Livongo was at $23 mid-March and closed at $37.30 on Friday. The company has been on quite the roll, but the second quarter is much more important when it comes to new patient sign ups which in turn translates into revenues. With employees working at home we anticipate a much lower level of new patient adds therefore hurting second quarter revenues. Yes, the company exceeded expectations in the first quarter, but the full impact of the virus wasn’t not felt until the end of that quarter. Bottom line Livongo is one stock we would short at these levels.

Dexcom and Abbott on the flip could see increased demand due to the virus as remote patient monitoring and their entry into the hospital market likely will help sales. The wild card here is new patient adds which likely will be adversely impacted. Abbott has the additional plus of being very active in the COVID testing area. We would move cautiously here looking for entry points whenever shares pullback. Long-term both Dexcom and Abbott are solid.

The same can be said for Tandem and Insulet. Long-term we have no doubt both companies will do just fine. Near term it’s all about new patient adds which we believe have slowed due to the virus. This slowdown should create opportunities for entry points.

There is still much we don’t know and should this reopening of the economy backfire all bets are off. As we have seen even with the countries who have begun reopening this virus continues to rear its ugly head. The worst-case scenario would be a re-closing after the reopening this would send the markets into a tailspin.

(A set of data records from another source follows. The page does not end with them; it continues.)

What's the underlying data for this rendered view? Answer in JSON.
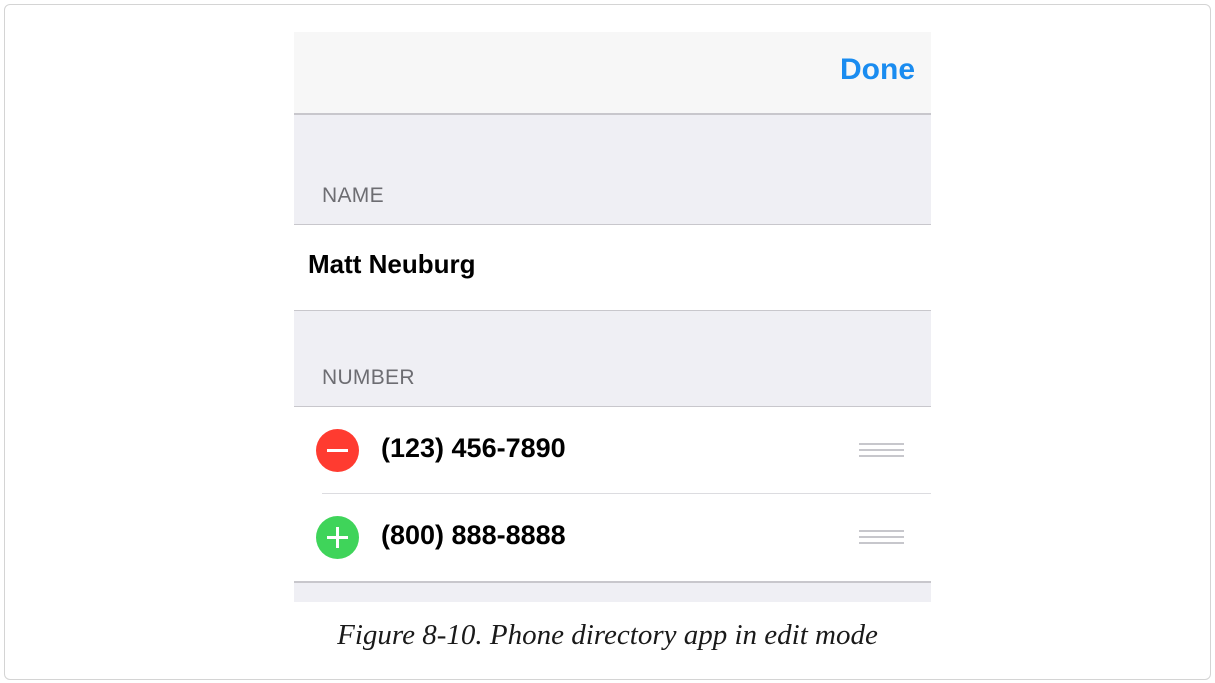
{
  "navbar": {
    "done_label": "Done"
  },
  "sections": {
    "name_header": "NAME",
    "number_header": "NUMBER"
  },
  "contact": {
    "name": "Matt Neuburg"
  },
  "numbers": [
    {
      "value": "(123) 456-7890",
      "control": "remove-circle-icon"
    },
    {
      "value": "(800) 888-8888",
      "control": "add-circle-icon"
    }
  ],
  "caption": "Figure 8-10. Phone directory app in edit mode",
  "colors": {
    "accent": "#1a8cf0",
    "delete": "#ff3b30",
    "insert": "#3fd45a",
    "grouped_background": "#efeff4"
  }
}
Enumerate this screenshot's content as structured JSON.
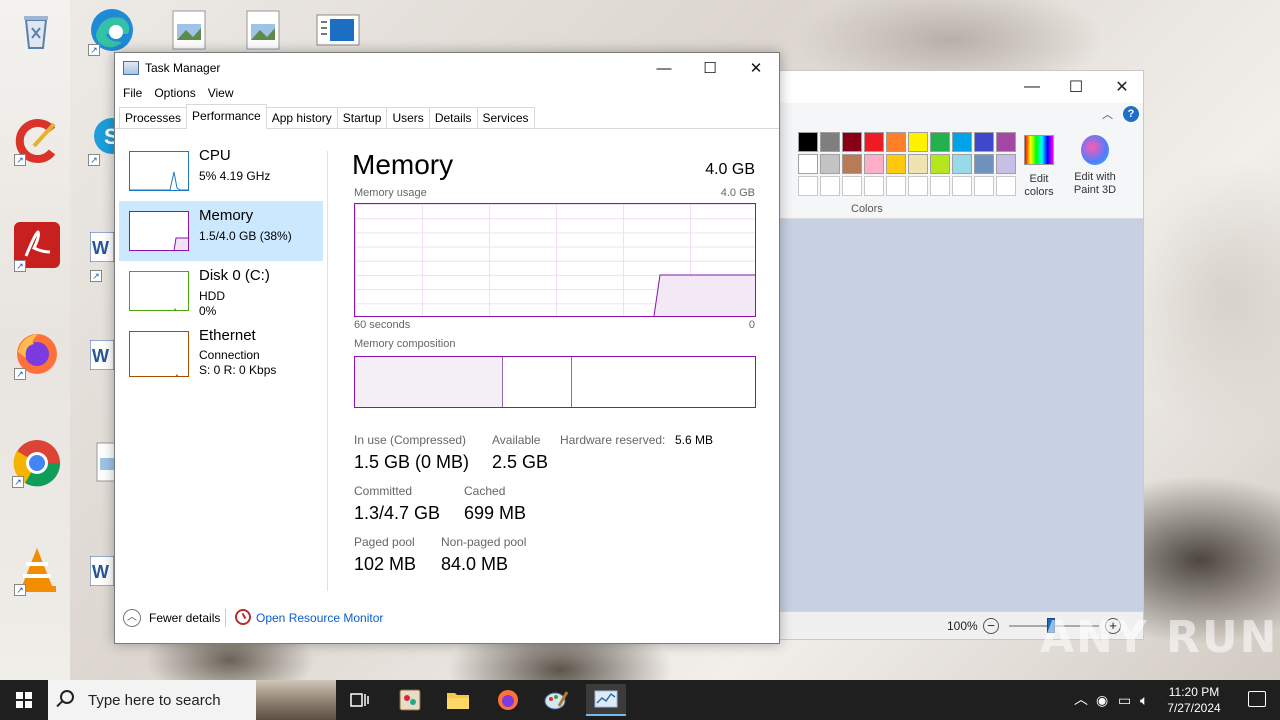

The best possible advice of course comes from Momma Kliff who noted that it’s best to move cautiously, methodically during times of crisis and not rashly.